Species Name: Viburnum dentatum
Common Name: Arrowwood viburnum
Zone: 3 to 8
Distribution: native from Maine south to Florida west to Illinois.
Seed collection: Arrowwood viburnum (AV) fruit matures in late August to early September in the northeast. Fruit gradually changes from green to bright blue or navy blue color when ripe. The fruits are a favorite of many songbirds as they are high in fats, are abundant and the right size for swallowing by tiny song birds. AV fruit is readily consumed especially during fall migration. Collect fruits soon after ripening to beet the birds to the fruit. If fruits remain uneaten, the fruit shrivel on the plant, providing late winter and early spring survival food for birds on their return migration in the spring.
Seed handling: Fruit is a small round drupe. Each fruit contains a single round seed surrounded by a nutritious pulp. Clean seed soon after collecting. Macerate fruits by hand or use a food processor for larger amounts. Process seed until the pulp and skins are pureed. The hard seed will not be damaged by the blade. Float off the pulp, skins and any seeds that float in several changes of water. Sound seeds will sink to the bottom. Place cleaned seed under moist stratification to maintain moisture content of the seed. Cleaned seed can be sown immediately in prepared beds, planted outdoors in the soil under natural conditions or stored for planting in the spring or when it begins to germinate in the bag.
Germination requirements: To speed up the germination time the seed requires alternating one to two months periods of first warm/moist stratification followed by cold/moist stratification followed by another period of warm/moist stratification to break dormancy. When fall collected and planted in the ground or stratified and exposed to normal outside temperatures the seed will typically germinate uniformly the 2nd spring after planting. Fall collected seed goes through the first winter and spring. A root radical usually emerges the first summer after fall planting but the shoot remains dormant through the following winter, emerging in the spring of the second year. Sow seed ¼” to ½” deep in prepared seedbeds or in native soil. Seedling size can range from a few inches to 6 to 8” the first summer. Shade is recommended for seedlings the first year. Seedlings can grow in full sun to half shade the first season.

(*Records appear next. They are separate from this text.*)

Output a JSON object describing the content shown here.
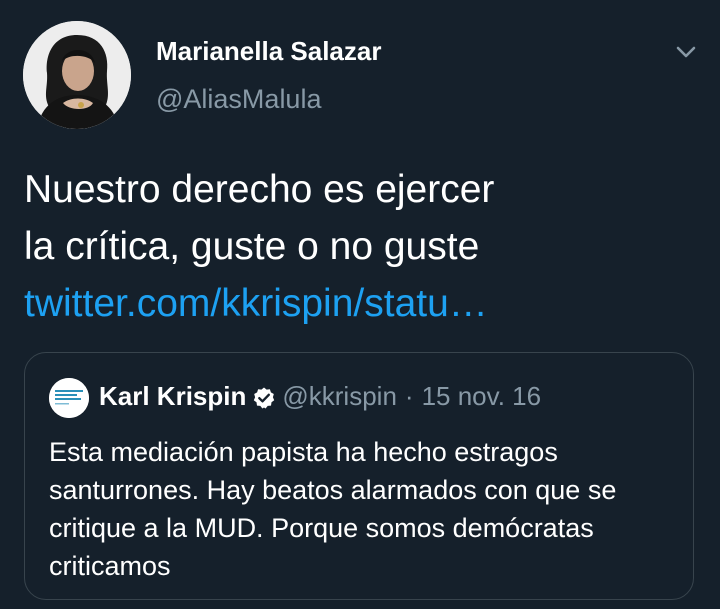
{
  "tweet": {
    "author": {
      "name": "Marianella Salazar",
      "handle": "@AliasMalula",
      "avatar_icon": "profile-photo-icon"
    },
    "menu_icon": "chevron-down-icon",
    "text_lines": [
      "Nuestro derecho es ejercer",
      "la crítica, guste o no guste"
    ],
    "link": "twitter.com/kkrispin/statu…"
  },
  "quoted_tweet": {
    "author": {
      "name": "Karl Krispin",
      "handle": "@kkrispin",
      "verified_icon": "verified-badge-icon",
      "avatar_icon": "profile-photo-icon"
    },
    "separator": "·",
    "date": "15 nov. 16",
    "text": "Esta mediación papista ha hecho estragos santurrones. Hay beatos alarmados con que se critique a la MUD. Porque somos demócratas criticamos"
  },
  "colors": {
    "background": "#15202b",
    "text": "#ffffff",
    "secondary_text": "#8899a6",
    "link": "#1da1f2",
    "border": "#38444d"
  }
}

Ecology: Arrowwood viburnum is an important native wildlife shrub. AV is tolerant of a full range of soil conditions including heavy clay soils. It grows in average moisture soils to wet poorly drained soils. AV produces abundant fruit, which is a preferred fall and winter food for many birds. AV naturally grows in old fields, hedgerows, forest margins, flood plains, wooded swamps and shrub wetlands. It prefers full sun but will tolerate a fair amount of shade and can even be found in the understory of open woodlands. AV grows from 6 to 10 ft tall. Its dense multi-stemmed habit provides nesting cover and habit for many bird species. AV is easy to establish from seed in open fields and wetlands. As it produces abundant seed collect large amounts and broadcast it or plant it widely in suitable habitat. But be patient as it will take a few years for the seed to germinate and the seedlings to become noticeable. Once established it grows reasonably fast and is fairly resistant to deer and rabbit browsing.
Arrowwood viburnum fruit ready for collecting. Small fruit is the perfect size for small song birds to eat.
Large fruit clusters provide abundant food during fall migration.
this page posted January 6th, 2014